The people who continue to relationship-build and share their ideas will be in a better position when companies start hiring.
By Matt Perman
All of a sudden, it’s a tough time to be a senior in your job search. We have gone from one of the best economies in recent memory to an economy on pause due to COVID-19.
How do you find your first job during this unique time? And, how do you avoid panicking over the challenge of doing your job search in this environment?
There is hope, and there is a way forward. To see that hope, we first need to understand the situation in a bit more detail. Then I will give you the big idea of how to respond. In part 2, which will be posted tomorrow, I will give you five concrete tips for how to do your job search in a way that stands out.
How Has COVID-19 Affected Hiring?
There are two main aspects to highlight. First, most companies (though not all) are on pause with hiring right now. They are on pause because they are themselves adapting to the context of remote work and because they are uncertain about the future. When is the lockdown going to end, or begin to ease? And what will be the immediate impact once we do start getting back to work? It is hard to make plans when those questions are not clear.
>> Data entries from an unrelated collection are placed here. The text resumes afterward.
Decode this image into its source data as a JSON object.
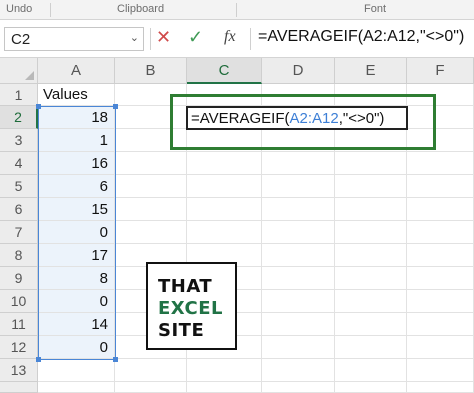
{
  "ribbon": {
    "groups": [
      "Undo",
      "Clipboard",
      "Font"
    ]
  },
  "formula_bar": {
    "name_box": "C2",
    "cancel_icon": "cancel-x-icon",
    "enter_icon": "checkmark-icon",
    "fx_label": "fx",
    "formula": "=AVERAGEIF(A2:A12,\"<>0\")"
  },
  "sheet": {
    "columns": [
      "A",
      "B",
      "C",
      "D",
      "E",
      "F"
    ],
    "selected_column": "C",
    "rows": [
      "1",
      "2",
      "3",
      "4",
      "5",
      "6",
      "7",
      "8",
      "9",
      "10",
      "11",
      "12",
      "13"
    ],
    "selected_row": "2",
    "column_a": {
      "header": "Values",
      "values": [
        "18",
        "1",
        "16",
        "6",
        "15",
        "0",
        "17",
        "8",
        "0",
        "14",
        "0"
      ]
    },
    "editing_cell": {
      "prefix": "=AVERAGEIF(",
      "range_ref": "A2:A12",
      "suffix": ",\"<>0\")"
    },
    "colors": {
      "accent_green": "#217346",
      "range_blue": "#4a86d6"
    }
  },
  "logo": {
    "line1": "THAT",
    "line2": "EXCEL",
    "line3": "SITE"
  }
}
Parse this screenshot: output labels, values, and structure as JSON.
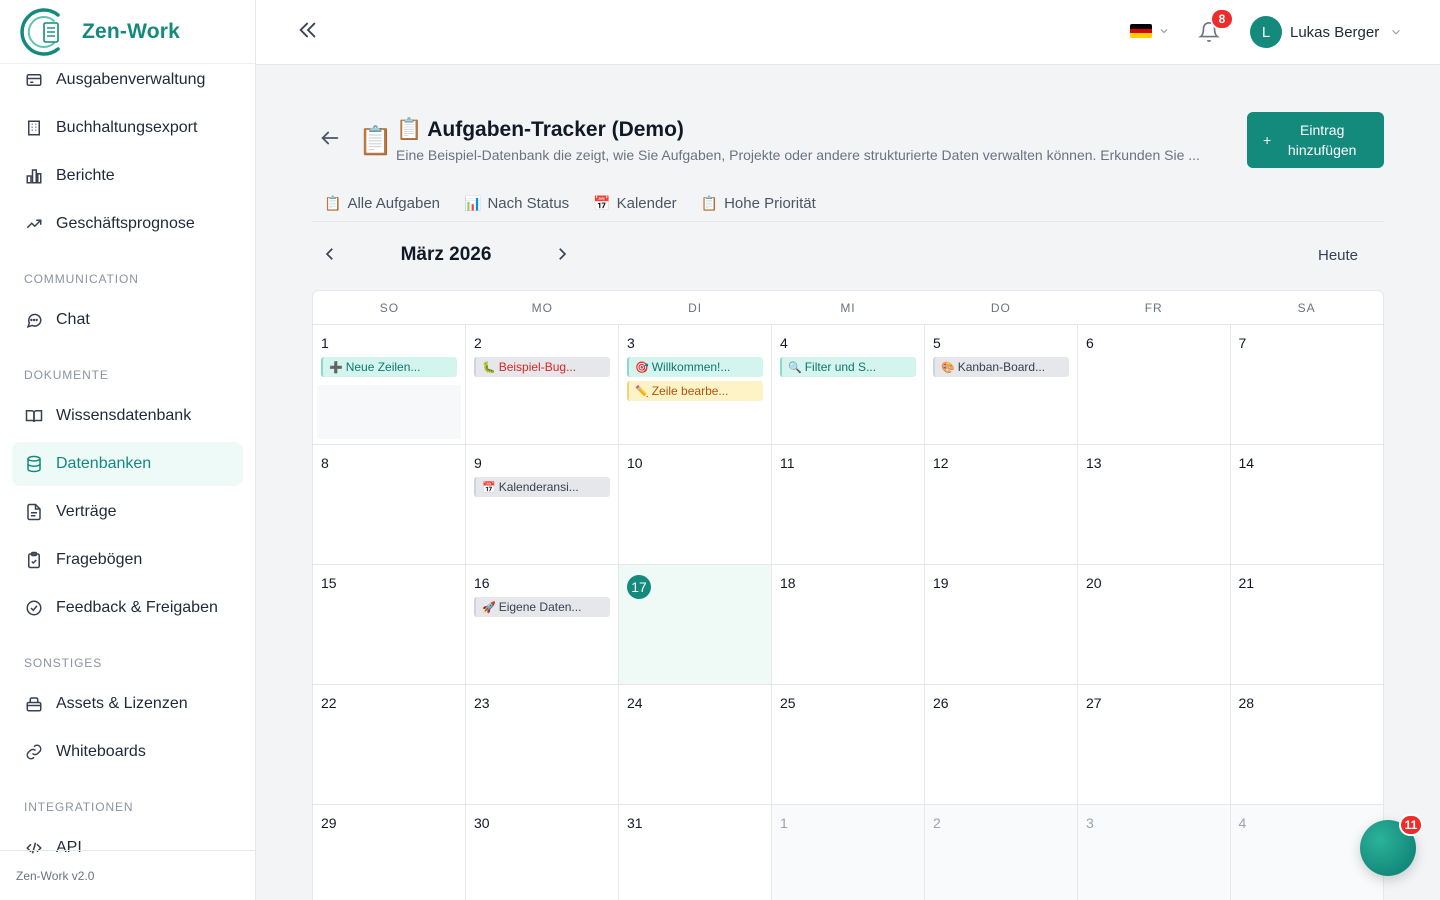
{
  "app": {
    "name": "Zen-Work",
    "version": "Zen-Work v2.0"
  },
  "sidebar": {
    "items_top": [
      {
        "label": "Ausgabenverwaltung",
        "icon": "wallet-icon"
      },
      {
        "label": "Buchhaltungsexport",
        "icon": "building-icon"
      },
      {
        "label": "Berichte",
        "icon": "bar-chart-icon"
      },
      {
        "label": "Geschäftsprognose",
        "icon": "trend-icon"
      }
    ],
    "sections": {
      "communication": "COMMUNICATION",
      "dokumente": "DOKUMENTE",
      "sonstiges": "SONSTIGES",
      "integrationen": "INTEGRATIONEN"
    },
    "chat": "Chat",
    "docs": [
      "Wissensdatenbank",
      "Datenbanken",
      "Verträge",
      "Fragebögen",
      "Feedback & Freigaben"
    ],
    "other": [
      "Assets & Lizenzen",
      "Whiteboards"
    ],
    "api": "API"
  },
  "topbar": {
    "language": "DE",
    "notifications": "8",
    "user_initial": "L",
    "user_name": "Lukas Berger"
  },
  "database": {
    "icon": "📋",
    "title": "📋 Aufgaben-Tracker (Demo)",
    "description": "Eine Beispiel-Datenbank die zeigt, wie Sie Aufgaben, Projekte oder andere strukturierte Daten verwalten können. Erkunden Sie ...",
    "add_line1": "Eintrag",
    "add_line2": "hinzufügen",
    "add_plus": "+"
  },
  "tabs": [
    {
      "icon": "📋",
      "label": "Alle Aufgaben"
    },
    {
      "icon": "📊",
      "label": "Nach Status"
    },
    {
      "icon": "📅",
      "label": "Kalender"
    },
    {
      "icon": "📋",
      "label": "Hohe Priorität"
    }
  ],
  "calendar": {
    "month": "März 2026",
    "today_label": "Heute",
    "weekdays": [
      "SO",
      "MO",
      "DI",
      "MI",
      "DO",
      "FR",
      "SA"
    ],
    "days": [
      {
        "n": "1",
        "events": [
          {
            "icon": "➕",
            "text": "Neue Zeilen...",
            "style": "teal"
          }
        ]
      },
      {
        "n": "2",
        "events": [
          {
            "icon": "🐛",
            "text": "Beispiel-Bug...",
            "style": "red"
          }
        ]
      },
      {
        "n": "3",
        "events": [
          {
            "icon": "🎯",
            "text": "Willkommen!...",
            "style": "teal"
          },
          {
            "icon": "✏️",
            "text": "Zeile bearbe...",
            "style": "yellow"
          }
        ]
      },
      {
        "n": "4",
        "events": [
          {
            "icon": "🔍",
            "text": "Filter und S...",
            "style": "teal"
          }
        ]
      },
      {
        "n": "5",
        "events": [
          {
            "icon": "🎨",
            "text": "Kanban-Board...",
            "style": "gray"
          }
        ]
      },
      {
        "n": "6",
        "events": []
      },
      {
        "n": "7",
        "events": []
      },
      {
        "n": "8",
        "events": []
      },
      {
        "n": "9",
        "events": [
          {
            "icon": "📅",
            "text": "Kalenderansi...",
            "style": "gray"
          }
        ]
      },
      {
        "n": "10",
        "events": []
      },
      {
        "n": "11",
        "events": []
      },
      {
        "n": "12",
        "events": []
      },
      {
        "n": "13",
        "events": []
      },
      {
        "n": "14",
        "events": []
      },
      {
        "n": "15",
        "events": []
      },
      {
        "n": "16",
        "events": [
          {
            "icon": "🚀",
            "text": "Eigene Daten...",
            "style": "gray"
          }
        ]
      },
      {
        "n": "17",
        "events": [],
        "today": true
      },
      {
        "n": "18",
        "events": []
      },
      {
        "n": "19",
        "events": []
      },
      {
        "n": "20",
        "events": []
      },
      {
        "n": "21",
        "events": []
      },
      {
        "n": "22",
        "events": []
      },
      {
        "n": "23",
        "events": []
      },
      {
        "n": "24",
        "events": []
      },
      {
        "n": "25",
        "events": []
      },
      {
        "n": "26",
        "events": []
      },
      {
        "n": "27",
        "events": []
      },
      {
        "n": "28",
        "events": []
      },
      {
        "n": "29",
        "events": []
      },
      {
        "n": "30",
        "events": []
      },
      {
        "n": "31",
        "events": []
      },
      {
        "n": "1",
        "events": [],
        "other": true
      },
      {
        "n": "2",
        "events": [],
        "other": true
      },
      {
        "n": "3",
        "events": [],
        "other": true
      },
      {
        "n": "4",
        "events": [],
        "other": true
      }
    ]
  },
  "chat_badge": "11",
  "colors": {
    "accent": "#148a7c",
    "badge": "#ef2b2b"
  }
}
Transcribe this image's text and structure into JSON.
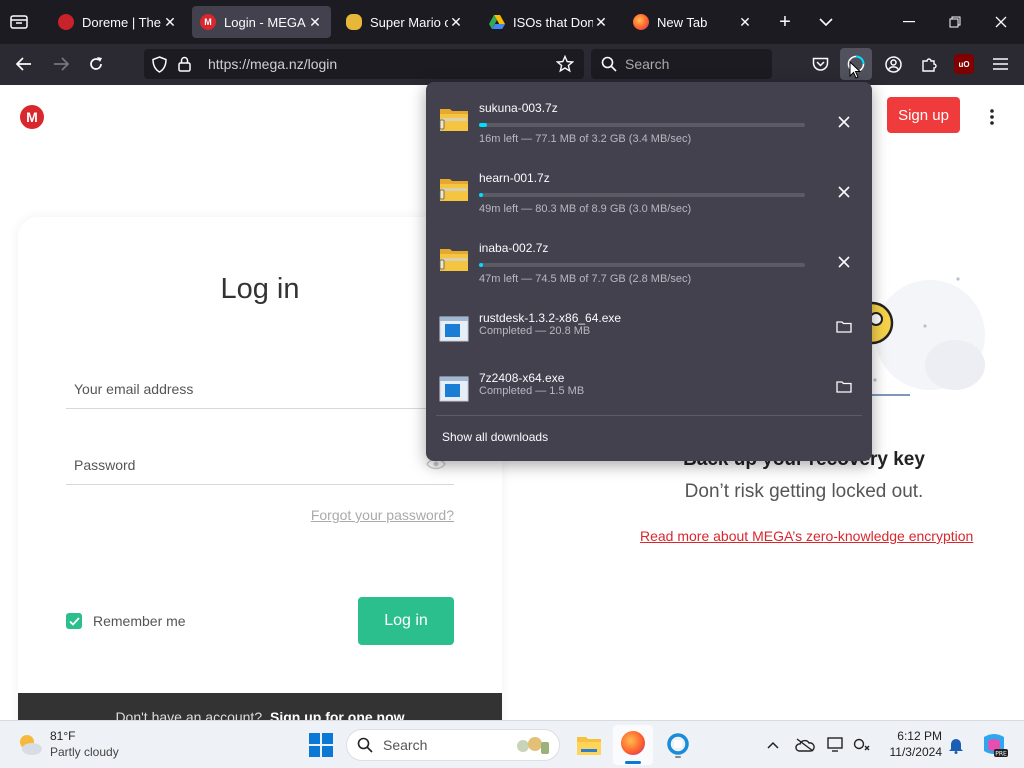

However, companies do still care about building their talent pipelines. They know it is not in their best interest to lose out on hiring great college grads–that undermines their sustainability and growth for the long-term.
So recruiters and hiring managers and HR departments still value hearing from potential candidates. One campus recruiter for a company said: “We are still here for our candidates as we were pre-COVID-19, so pick up the phone as you would have done and speak to us!”
And when companies are ready to hire again, it is likely that things will pick up quickly. We can’t be sure of that, but it is likely. Hiring will likely resume when the economy begins to stabilize.
Second, for those companies that are still hiring, the traditional ways of hiring have been disrupted. This means video interviews instead of in-person interviews. It also means that candidates who can show learning agility, technology skills, and the ability to manage themselves well (such as in a remote work context) will stand out.
What Should You Do?
The big idea is this: do not wait it out. Keep putting yourself out there, and make yourself stand out. And do this in a way that is, of course, sensitive to employer needs.
In an article for The Muse, Danielle Beauparlant Moser, managing director and executive coach with bltCareers in Asheville, NC, said:
“Companies might not be hiring today, because they’re trying to figure out how to do business virtually, but they will be hiring. The people who continue to relationship-build and share their ideas will be in a better position when companies start hiring.”
If you continue networking and reaching out, you are at an advantage for two reasons. First, you might find an existing opening that is a great fit. Second, when companies do resume hiring, you will be in a better position because you will be more top of mind.
Continuing to put yourself out there is the first part of the equation. How do you fulfill the second part and make yourself stand out?
The answer comes down to how you do your job search. In part 2, we will look at five tips for that.
The Best Resources for More Information
- The Muse: What Does the Coronavirus Pandemic Mean for Your Job Search?
- Fortune: How to Job Hunt During the Coronavirus Pandemic
- Business Insider: A Five-Step Guide for College Grads Looking for their First Careers Right Now
- Goldman Sachs: Ask the Recruiters: Navigating These Uncertain Times
*Note: We will be posting the article tomorrow, but for those that need it right now, here are more than 50 relevant entry-level (or close to it) positions that are open right now which I’ve gathered.